A previous post discussed a patent infringement lawsuit filed by Despatch Industries (Despatch) against TP Solar (TP) involving manufacturing equipment used for heat-treating silicon wafers for solar cells.
The asserted patent is U.S. Patent No. 7,514,650, entitled “Continuous infrared furnace” and directed to a furnace for treating material with infrared radiation which has a mechanism to allow easy access to interior components (’650 Patent).
In a recent decision (TP_SJ_Decision), U.S. District Court Judge Manuel L. Real granted TP’s Motion for Summary Judgment in the case, holding that TP neither literally infringed the ’650 Patent nor infringed under the doctrine of equivalents.
The court construed claim 1 of the ’650 Patent, the only independent claim, according to the plain meaning of the claim terms.
Thus, according to Judge Real, claim 1 required four elements: (1) a heat transfer zone having an upper portion and a lower portion; (2) a conveyor; (3) a jack that allows movement of the lower portion of the heat transfer zone; and (4) a condenser with a removable heat transfer element.
The court held that the TP furnace did not literally infringe the ’650 Patent because it does not satisfy the third element of claim 1.
Specifically, the heat transfer element condenser of the TP device has a top-lift access feature whereas claim 1 requires bottom access by movement of the lower portion.
Further, the court held the TP device did not infringe under the doctrine of equivalents. Despatch argued that the relative movement by a fixed lower portion and a movable top is essentially the same as a fixed upper portion with a movable bottom.

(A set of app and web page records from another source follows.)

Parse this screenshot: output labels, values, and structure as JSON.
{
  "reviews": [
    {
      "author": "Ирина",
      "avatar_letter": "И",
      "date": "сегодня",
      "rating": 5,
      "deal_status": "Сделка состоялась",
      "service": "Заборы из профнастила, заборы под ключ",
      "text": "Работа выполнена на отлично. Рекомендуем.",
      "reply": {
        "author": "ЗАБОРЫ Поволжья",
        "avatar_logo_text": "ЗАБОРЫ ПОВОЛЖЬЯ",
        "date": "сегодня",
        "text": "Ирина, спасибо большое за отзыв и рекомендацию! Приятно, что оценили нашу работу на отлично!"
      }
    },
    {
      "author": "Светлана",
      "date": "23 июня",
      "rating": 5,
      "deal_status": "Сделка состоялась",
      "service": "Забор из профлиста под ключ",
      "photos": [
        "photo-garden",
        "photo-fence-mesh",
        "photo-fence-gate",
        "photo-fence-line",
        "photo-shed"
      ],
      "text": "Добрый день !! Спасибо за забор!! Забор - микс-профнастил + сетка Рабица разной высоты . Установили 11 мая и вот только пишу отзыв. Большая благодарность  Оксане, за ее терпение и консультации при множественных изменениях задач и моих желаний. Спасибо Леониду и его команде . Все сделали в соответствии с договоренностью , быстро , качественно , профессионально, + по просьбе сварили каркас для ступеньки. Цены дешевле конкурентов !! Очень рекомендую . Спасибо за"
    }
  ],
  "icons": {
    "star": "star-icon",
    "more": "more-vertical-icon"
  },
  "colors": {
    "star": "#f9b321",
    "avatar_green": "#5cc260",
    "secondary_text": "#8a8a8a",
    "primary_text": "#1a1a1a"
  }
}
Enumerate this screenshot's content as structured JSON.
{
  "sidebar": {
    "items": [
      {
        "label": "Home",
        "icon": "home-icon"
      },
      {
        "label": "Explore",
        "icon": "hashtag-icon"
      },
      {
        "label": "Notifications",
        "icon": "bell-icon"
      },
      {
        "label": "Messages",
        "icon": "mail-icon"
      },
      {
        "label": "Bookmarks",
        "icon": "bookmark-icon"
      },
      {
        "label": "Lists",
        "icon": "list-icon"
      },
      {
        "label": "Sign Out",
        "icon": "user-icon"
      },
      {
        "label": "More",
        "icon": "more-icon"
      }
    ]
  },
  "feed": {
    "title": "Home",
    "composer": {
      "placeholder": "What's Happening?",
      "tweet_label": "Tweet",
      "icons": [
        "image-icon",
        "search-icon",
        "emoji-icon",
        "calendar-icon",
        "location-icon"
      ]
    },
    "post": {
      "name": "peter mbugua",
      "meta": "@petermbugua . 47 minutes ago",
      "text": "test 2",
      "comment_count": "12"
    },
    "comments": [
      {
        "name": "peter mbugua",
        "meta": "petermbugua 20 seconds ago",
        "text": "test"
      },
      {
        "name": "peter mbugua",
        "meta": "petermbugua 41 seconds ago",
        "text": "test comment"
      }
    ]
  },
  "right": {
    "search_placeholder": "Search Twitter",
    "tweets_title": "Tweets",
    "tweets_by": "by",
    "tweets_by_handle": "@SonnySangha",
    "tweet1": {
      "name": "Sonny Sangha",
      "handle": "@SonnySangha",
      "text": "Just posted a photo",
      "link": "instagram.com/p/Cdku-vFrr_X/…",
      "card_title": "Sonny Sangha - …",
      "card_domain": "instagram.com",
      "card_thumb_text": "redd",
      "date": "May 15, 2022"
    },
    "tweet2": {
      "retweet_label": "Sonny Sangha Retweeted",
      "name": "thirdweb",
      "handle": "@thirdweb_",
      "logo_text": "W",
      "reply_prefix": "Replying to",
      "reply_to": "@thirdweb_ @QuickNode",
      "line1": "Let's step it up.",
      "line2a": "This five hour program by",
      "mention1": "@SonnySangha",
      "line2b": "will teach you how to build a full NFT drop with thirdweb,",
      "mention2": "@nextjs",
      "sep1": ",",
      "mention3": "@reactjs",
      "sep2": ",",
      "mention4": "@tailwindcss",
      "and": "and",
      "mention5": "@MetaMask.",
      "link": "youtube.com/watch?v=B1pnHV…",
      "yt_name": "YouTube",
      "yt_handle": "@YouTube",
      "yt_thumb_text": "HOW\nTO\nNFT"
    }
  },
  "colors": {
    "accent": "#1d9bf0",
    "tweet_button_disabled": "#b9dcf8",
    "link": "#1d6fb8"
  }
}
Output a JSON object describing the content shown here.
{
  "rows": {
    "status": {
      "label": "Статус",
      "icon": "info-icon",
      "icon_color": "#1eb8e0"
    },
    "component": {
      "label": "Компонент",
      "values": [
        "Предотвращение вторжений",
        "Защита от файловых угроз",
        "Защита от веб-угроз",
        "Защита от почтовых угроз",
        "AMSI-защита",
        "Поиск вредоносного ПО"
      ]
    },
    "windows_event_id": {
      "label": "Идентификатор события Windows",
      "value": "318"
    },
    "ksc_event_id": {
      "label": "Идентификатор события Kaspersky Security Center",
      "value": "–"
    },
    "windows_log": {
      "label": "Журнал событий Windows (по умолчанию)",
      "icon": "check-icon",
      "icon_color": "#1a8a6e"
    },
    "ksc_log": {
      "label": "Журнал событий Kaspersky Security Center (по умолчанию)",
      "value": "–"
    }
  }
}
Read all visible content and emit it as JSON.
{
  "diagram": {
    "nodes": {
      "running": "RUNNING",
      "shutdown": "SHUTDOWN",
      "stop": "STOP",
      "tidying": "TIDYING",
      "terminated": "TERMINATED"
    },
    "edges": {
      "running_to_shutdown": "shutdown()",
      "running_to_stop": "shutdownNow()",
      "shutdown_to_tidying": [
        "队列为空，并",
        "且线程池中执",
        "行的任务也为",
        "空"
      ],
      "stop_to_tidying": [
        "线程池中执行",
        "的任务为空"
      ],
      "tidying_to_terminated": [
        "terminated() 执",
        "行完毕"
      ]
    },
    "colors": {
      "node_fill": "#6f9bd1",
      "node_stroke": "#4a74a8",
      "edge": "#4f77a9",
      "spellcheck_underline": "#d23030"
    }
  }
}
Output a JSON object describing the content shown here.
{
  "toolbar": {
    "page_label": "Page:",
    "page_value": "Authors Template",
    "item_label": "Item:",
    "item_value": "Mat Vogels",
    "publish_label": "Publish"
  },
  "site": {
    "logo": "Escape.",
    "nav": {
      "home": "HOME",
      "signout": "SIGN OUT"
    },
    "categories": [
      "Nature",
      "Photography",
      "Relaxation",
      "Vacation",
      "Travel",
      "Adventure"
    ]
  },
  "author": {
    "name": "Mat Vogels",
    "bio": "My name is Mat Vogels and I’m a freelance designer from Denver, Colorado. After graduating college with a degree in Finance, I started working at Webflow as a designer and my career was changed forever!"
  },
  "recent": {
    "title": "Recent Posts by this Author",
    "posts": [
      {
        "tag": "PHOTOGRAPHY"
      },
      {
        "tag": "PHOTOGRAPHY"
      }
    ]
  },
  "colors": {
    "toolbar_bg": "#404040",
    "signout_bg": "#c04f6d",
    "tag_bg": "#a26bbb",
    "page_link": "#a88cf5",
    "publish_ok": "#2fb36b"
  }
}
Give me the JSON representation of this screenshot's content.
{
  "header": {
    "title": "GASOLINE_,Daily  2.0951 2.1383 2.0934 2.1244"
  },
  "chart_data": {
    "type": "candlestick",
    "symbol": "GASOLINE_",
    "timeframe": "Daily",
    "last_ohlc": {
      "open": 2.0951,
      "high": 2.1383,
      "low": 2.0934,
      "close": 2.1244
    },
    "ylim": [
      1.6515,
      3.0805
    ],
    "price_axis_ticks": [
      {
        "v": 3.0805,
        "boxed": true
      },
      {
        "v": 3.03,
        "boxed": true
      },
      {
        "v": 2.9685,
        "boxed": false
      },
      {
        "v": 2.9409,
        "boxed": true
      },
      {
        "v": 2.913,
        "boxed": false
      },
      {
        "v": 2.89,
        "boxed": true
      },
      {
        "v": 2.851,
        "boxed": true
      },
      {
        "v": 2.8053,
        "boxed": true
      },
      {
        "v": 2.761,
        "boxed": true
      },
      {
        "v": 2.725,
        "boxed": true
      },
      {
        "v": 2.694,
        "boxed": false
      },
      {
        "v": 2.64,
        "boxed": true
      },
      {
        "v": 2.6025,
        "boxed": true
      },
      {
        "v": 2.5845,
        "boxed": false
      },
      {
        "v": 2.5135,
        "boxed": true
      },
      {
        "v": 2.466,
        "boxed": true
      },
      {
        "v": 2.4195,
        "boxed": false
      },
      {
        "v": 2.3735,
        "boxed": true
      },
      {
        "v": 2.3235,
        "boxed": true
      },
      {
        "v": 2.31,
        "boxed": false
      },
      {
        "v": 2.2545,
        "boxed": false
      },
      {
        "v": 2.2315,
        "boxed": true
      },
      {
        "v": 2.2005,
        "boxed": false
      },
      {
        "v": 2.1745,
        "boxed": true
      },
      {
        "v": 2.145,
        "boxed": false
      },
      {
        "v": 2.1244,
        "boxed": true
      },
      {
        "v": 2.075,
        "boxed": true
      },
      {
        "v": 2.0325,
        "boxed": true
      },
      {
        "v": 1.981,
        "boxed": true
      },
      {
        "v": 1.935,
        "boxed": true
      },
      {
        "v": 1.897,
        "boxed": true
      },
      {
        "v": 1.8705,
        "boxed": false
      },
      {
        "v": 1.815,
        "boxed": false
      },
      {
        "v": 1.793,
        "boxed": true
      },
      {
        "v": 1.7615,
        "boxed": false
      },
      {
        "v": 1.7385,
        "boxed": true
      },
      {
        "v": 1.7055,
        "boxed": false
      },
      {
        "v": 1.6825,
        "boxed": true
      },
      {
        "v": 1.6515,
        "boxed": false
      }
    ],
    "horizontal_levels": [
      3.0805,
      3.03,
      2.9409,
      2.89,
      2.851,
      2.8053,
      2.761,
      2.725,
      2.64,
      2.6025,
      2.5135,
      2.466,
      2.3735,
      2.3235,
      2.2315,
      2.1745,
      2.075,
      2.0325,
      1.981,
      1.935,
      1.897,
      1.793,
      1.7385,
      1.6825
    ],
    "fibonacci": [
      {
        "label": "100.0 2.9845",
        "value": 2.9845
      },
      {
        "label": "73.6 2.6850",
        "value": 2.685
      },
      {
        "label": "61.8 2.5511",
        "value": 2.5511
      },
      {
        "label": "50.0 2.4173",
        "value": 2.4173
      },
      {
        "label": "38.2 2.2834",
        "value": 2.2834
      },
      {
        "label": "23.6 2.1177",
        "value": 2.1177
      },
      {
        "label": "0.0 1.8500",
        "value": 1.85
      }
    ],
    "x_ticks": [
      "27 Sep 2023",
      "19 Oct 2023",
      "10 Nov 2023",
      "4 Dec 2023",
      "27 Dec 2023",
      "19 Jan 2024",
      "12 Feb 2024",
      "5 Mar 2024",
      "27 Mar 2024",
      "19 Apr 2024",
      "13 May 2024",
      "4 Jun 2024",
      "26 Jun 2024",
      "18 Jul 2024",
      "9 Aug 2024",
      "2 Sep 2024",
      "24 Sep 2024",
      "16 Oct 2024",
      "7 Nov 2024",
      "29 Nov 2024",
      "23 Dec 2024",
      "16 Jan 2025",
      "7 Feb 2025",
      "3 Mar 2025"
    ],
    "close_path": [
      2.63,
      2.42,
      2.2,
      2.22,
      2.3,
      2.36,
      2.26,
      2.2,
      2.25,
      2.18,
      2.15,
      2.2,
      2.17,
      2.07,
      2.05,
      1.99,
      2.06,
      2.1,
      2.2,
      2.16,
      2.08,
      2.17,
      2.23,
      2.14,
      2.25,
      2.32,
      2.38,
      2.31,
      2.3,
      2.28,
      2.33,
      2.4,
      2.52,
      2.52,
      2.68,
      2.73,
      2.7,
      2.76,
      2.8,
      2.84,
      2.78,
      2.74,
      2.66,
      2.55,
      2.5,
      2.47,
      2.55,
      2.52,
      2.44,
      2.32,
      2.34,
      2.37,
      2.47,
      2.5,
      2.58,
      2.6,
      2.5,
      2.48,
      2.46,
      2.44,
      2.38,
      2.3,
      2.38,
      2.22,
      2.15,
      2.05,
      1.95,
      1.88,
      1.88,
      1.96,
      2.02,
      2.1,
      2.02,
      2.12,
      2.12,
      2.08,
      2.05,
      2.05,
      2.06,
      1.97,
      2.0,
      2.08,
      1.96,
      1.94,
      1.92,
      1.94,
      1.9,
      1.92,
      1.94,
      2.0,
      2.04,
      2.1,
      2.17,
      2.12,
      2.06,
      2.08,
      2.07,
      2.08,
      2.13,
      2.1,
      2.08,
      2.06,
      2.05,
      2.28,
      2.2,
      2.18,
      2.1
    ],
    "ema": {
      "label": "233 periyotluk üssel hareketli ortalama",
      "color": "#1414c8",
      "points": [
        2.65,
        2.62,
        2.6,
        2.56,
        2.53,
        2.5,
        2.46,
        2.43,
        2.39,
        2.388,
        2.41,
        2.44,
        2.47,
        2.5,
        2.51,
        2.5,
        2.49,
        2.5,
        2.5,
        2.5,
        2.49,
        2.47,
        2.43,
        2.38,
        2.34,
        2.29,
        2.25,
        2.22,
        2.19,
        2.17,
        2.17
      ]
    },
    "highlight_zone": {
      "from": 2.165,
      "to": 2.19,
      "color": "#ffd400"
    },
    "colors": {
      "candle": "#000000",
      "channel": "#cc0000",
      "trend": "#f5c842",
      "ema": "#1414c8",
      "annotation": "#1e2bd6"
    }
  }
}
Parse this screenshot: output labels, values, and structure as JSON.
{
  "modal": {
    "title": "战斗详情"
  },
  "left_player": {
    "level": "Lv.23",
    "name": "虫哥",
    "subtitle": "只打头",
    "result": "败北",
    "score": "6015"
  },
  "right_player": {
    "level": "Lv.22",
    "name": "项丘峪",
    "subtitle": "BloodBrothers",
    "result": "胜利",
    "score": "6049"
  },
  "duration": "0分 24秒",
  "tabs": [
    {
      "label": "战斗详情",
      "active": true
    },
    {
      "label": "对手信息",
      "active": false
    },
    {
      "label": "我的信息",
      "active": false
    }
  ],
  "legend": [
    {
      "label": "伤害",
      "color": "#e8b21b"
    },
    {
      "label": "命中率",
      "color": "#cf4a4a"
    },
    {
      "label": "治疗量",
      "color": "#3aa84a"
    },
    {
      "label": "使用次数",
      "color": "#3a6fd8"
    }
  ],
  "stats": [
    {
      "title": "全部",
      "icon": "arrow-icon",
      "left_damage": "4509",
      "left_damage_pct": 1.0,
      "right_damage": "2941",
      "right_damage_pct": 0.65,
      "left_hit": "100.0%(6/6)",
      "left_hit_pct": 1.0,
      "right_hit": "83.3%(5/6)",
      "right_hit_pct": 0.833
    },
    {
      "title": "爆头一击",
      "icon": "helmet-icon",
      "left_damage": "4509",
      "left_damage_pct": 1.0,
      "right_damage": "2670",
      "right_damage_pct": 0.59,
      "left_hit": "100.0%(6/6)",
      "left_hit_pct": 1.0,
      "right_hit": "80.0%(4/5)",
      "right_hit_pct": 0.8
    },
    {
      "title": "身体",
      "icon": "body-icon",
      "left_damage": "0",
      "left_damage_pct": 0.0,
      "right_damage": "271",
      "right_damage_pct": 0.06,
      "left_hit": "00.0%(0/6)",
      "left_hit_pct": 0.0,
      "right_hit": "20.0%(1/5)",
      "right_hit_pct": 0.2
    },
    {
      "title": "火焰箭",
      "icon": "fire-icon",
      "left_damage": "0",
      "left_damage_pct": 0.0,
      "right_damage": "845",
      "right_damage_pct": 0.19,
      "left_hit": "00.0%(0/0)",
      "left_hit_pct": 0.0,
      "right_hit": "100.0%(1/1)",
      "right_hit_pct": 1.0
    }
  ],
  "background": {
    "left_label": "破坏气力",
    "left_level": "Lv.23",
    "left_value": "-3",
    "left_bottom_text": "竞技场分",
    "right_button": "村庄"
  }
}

Judge Real disagreed. According to the court, Despatch’s equivalents theory would eliminate the movement of the lower portion required by claim 1 and would impermissibly expand the scope of the claim.
According to TP’s press release (TP-Release), the company’s furnaces are popular in Asia, and this win means the company’s Asian customers will not experience any delivery disruptions.
If nothing else, this decision reaffirms the importance of claim construction to the disposition of patent cases and stands for the unremarkable proposition, noted by both TP and Judge Real, that “up is not down.”
David Gibbs is a contributor to Green Patent Blog. David is currently in his third and final year at Thomas Jefferson School of Law in San Diego. He received his undergraduate degree in Geology from the University of California, Berkeley.